A Beginners Guide
Buying a home is the largest purchase you’re likely to make. Before you arrange your mortgage, make sure you know what you can afford to borrow. Find out about the different types or mortgages and how the process works.
What is a mortgage?
A mortgage is a loan taken out to buy property or land.
Most run for 20-30 years, but the term can be shorter or longer.
The loan is ‘secured’ against the value of your home until it’s paid off.
If you can’t keep up your repayments the lender can repossess (take back) your home and sell it so they get their money back.
Working out what you can afford
Don’t stretch yourself if you think you’ll struggle to keep up repayments. Also, think about the running costs of owning a home such as household bills, council tax, insurance and maintenance.
Lenders will want to see proof of your income and certain expenditure, and if you have any debts.
They might ask for information about household bills, child maintenance and personal expenses.
Lenders want proof that you will be able to keep up repayments if interest rates rise. They might refuse to offer you a mortgage if they don’t think you’ll be able to afford it.
Applying for a mortgage
Applying for a mortgage is often a two-stage process.
The first stage involves talking to the Mortgage Gurus and completing a basic fact find to help you work out how much you can afford, and which type of mortgage(s) you might need.
The second stage is where the mortgage lender will conduct a more detailed affordability check, and if they haven’t already requested it, evidence of income.
Your Mortgage Guru will ask you a series of questions to work out what kind of mortgage you want, and how long you want it for. You will discuss your current and future plans and also your current financial situation, including income and expenditure to establish affordability.

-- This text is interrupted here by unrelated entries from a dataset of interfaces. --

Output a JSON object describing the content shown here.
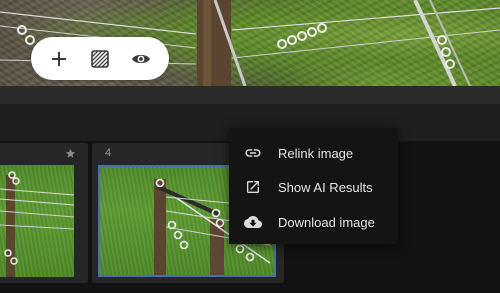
{
  "toolbar": {
    "add_icon": "plus-icon",
    "pattern_icon": "hatch-pattern-icon",
    "view_icon": "eye-icon"
  },
  "filmstrip": {
    "cards": [
      {
        "number": "",
        "starred_icon": "star-icon"
      },
      {
        "number": "4"
      }
    ],
    "selected_border_color": "#4a6fb0"
  },
  "context_menu": {
    "items": [
      {
        "label": "Relink image",
        "icon": "link-icon"
      },
      {
        "label": "Show AI Results",
        "icon": "open-in-new-icon"
      },
      {
        "label": "Download image",
        "icon": "cloud-download-icon"
      }
    ]
  },
  "colors": {
    "menu_bg": "#141414",
    "menu_text": "#e6e6e6",
    "panel_bg": "#1f1f1f"
  }
}
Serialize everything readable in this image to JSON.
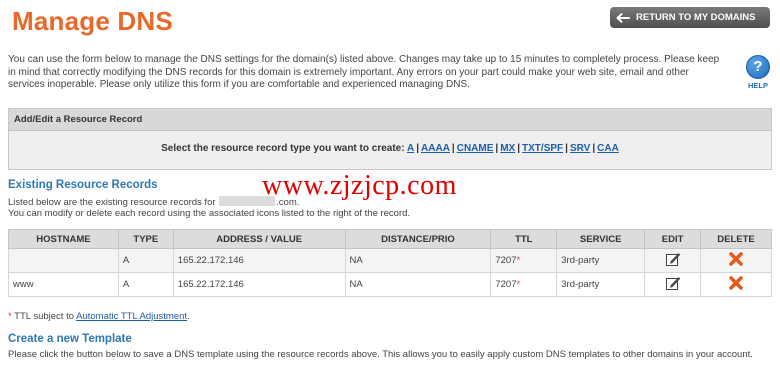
{
  "page": {
    "title": "Manage DNS",
    "return_label": "RETURN TO MY DOMAINS",
    "help_label": "HELP",
    "help_glyph": "?",
    "intro": "You can use the form below to manage the DNS settings for the domain(s) listed above. Changes may take up to 15 minutes to completely process. Please keep in mind that correctly modifying the DNS records for this domain is extremely important. Any errors on your part could make your web site, email and other services inoperable. Please only utilize this form if you are comfortable and experienced managing DNS."
  },
  "add_panel": {
    "heading": "Add/Edit a Resource Record",
    "prompt": "Select the resource record type you want to create:",
    "types": [
      "A",
      "AAAA",
      "CNAME",
      "MX",
      "TXT/SPF",
      "SRV",
      "CAA"
    ]
  },
  "existing": {
    "heading": "Existing Resource Records",
    "line1_before": "Listed below are the existing resource records for",
    "line1_after": ".com.",
    "line2": "You can modify or delete each record using the associated icons listed to the right of the record.",
    "columns": [
      "HOSTNAME",
      "TYPE",
      "ADDRESS / VALUE",
      "DISTANCE/PRIO",
      "TTL",
      "SERVICE",
      "EDIT",
      "DELETE"
    ],
    "rows": [
      {
        "hostname": "",
        "type": "A",
        "address": "165.22.172.146",
        "distance": "NA",
        "ttl": "7207",
        "service": "3rd-party"
      },
      {
        "hostname": "www",
        "type": "A",
        "address": "165.22.172.146",
        "distance": "NA",
        "ttl": "7207",
        "service": "3rd-party"
      }
    ],
    "ttl_marker": "*"
  },
  "footnote": {
    "star": "*",
    "text": " TTL subject to ",
    "link": "Automatic TTL Adjustment",
    "end": "."
  },
  "template": {
    "heading": "Create a new Template",
    "text": "Please click the button below to save a DNS template using the resource records above. This allows you to easily apply custom DNS templates to other domains in your account."
  },
  "watermark": "www.zjzjcp.com",
  "colors": {
    "title": "#e8692a",
    "link": "#1c5ea8",
    "heading": "#2f77b5",
    "delete_icon": "#e85a1c",
    "watermark": "#e00000"
  },
  "icons": {
    "return": "arrow-left-icon",
    "help": "question-circle-icon",
    "edit": "pencil-edit-icon",
    "delete": "x-delete-icon"
  }
}
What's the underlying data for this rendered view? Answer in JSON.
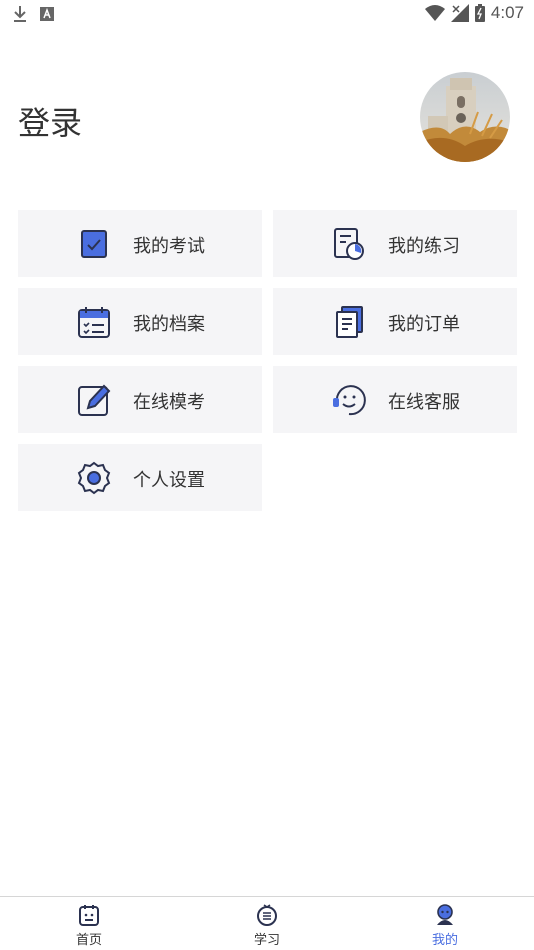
{
  "status_bar": {
    "time": "4:07"
  },
  "header": {
    "title": "登录"
  },
  "menu": [
    {
      "label": "我的考试",
      "icon": "exam-icon"
    },
    {
      "label": "我的练习",
      "icon": "practice-icon"
    },
    {
      "label": "我的档案",
      "icon": "calendar-icon"
    },
    {
      "label": "我的订单",
      "icon": "order-icon"
    },
    {
      "label": "在线模考",
      "icon": "edit-icon"
    },
    {
      "label": "在线客服",
      "icon": "customer-service-icon"
    },
    {
      "label": "个人设置",
      "icon": "settings-icon"
    }
  ],
  "tabbar": {
    "tabs": [
      {
        "label": "首页",
        "icon": "home-icon"
      },
      {
        "label": "学习",
        "icon": "study-icon"
      },
      {
        "label": "我的",
        "icon": "profile-icon"
      }
    ],
    "active": "我的"
  },
  "colors": {
    "accent": "#4a6ee0",
    "tile_bg": "#f5f5f7",
    "icon_dark": "#2b3250"
  }
}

Based on the information collected, your Mortgage Guru will begin searching the market for the most suitable mortgage option available. Once found, a recommendation will be provided to you detailing the mortgage, the lender, any fees or charges, monthly repayments etc. We will also provide you with our research and the reasons why we feel it is the most appropriate option for you at the time.
This is called a 'Mortgage in Principle', because at this stage the research conducted is based on the information provided to us verbally, with no formal checks having been carried out.
If you wish to move forward, we convert your 'Mortgage in Principle' to a 'Decision/Agreement in Principle'. At this stage we will ask you to provide physical documentation to back up the information previously provided.
This will include, but not limited to; photo identification, proof of address, proof of salary, proof of deposit, bank statements and a copy of your credit report.
Once we have received the items detailed above, we can apply to the lender for a 'Decision/Agreement in Principle'. This is an automated process that will assess the information provided verbally, plus a credit check and give a result concluding whether of not the lender would be prepared to lend the amount requested. This in NOT a mortgage application and a positive result is NOT a Mortgage offer and does not guarantee that the loan will be granted once converted to a full application.
When the 'Decision/Agreement in Principle' is converted to a full mortgage application, the lender will require copies of all documentation previously mentioned and will make a more detailed assessment of the applicant before making a formal mortgage offer.
Your deposit – size matters
When buying a property, you will need to pay a deposit.
This is a chunk of money that goes towards the cost of the property you’re buying.
The more deposit you have, the lower your interest rate could be.
When talking about mortgages, you might hear people mentioning “Loan to Value” or LTV. This might sound complicated, but it’s simply the amount of your home you own outright, compared to the amount that is secured against a mortgage.
For example, with a £20,000 deposit on a £200,000 property, the deposit is 10% of the price of the property, and the LTV is the remaining 90%.
The mortgage is secured against this 90% portion.
The lower the LTV, the lower your interest rate is likely to be. This is because the lender takes less risk with a smaller loan.
The cheapest rates are typically available for people with a 40% deposit.
How does a mortgage work?
The money you borrow is called the capital and the lender then charges you interest on it till it is repaid.
The type of mortgage you are able to apply for will depend on whether you want to repay interest only or interest and capital.
With repayment mortgages you pay the interest and part of the capital off every month.
At the end of the term, providing you don't miss any repayments, you should have paid it all off and own your home.
With interest-only mortgages, you pay only the interest on the loan and nothing off the capital (the amount you borrowed).
These mortgages are becoming much harder to come by as lenders and regulators are worried about homeowners being left with a huge debt and no way of repaying it.
You will have to have a separate plan for how you will repay the original loan at the end of the mortgage term.
Different types of mortgage
Once you’ve decided how to pay back the capital and interest, you need to think about the mortgage type.
Mortgages come with fixed or variable interest rates.
With a fixed-rate mortgage your repayments will be the same for a certain period of time – typically two to five years regardless of what interest rates are doing in the wider market.
If you have a variable rate mortgage, the rate you pay could move up or down, in line with the Bank of England base rate. There are various types of variable rate mortgages.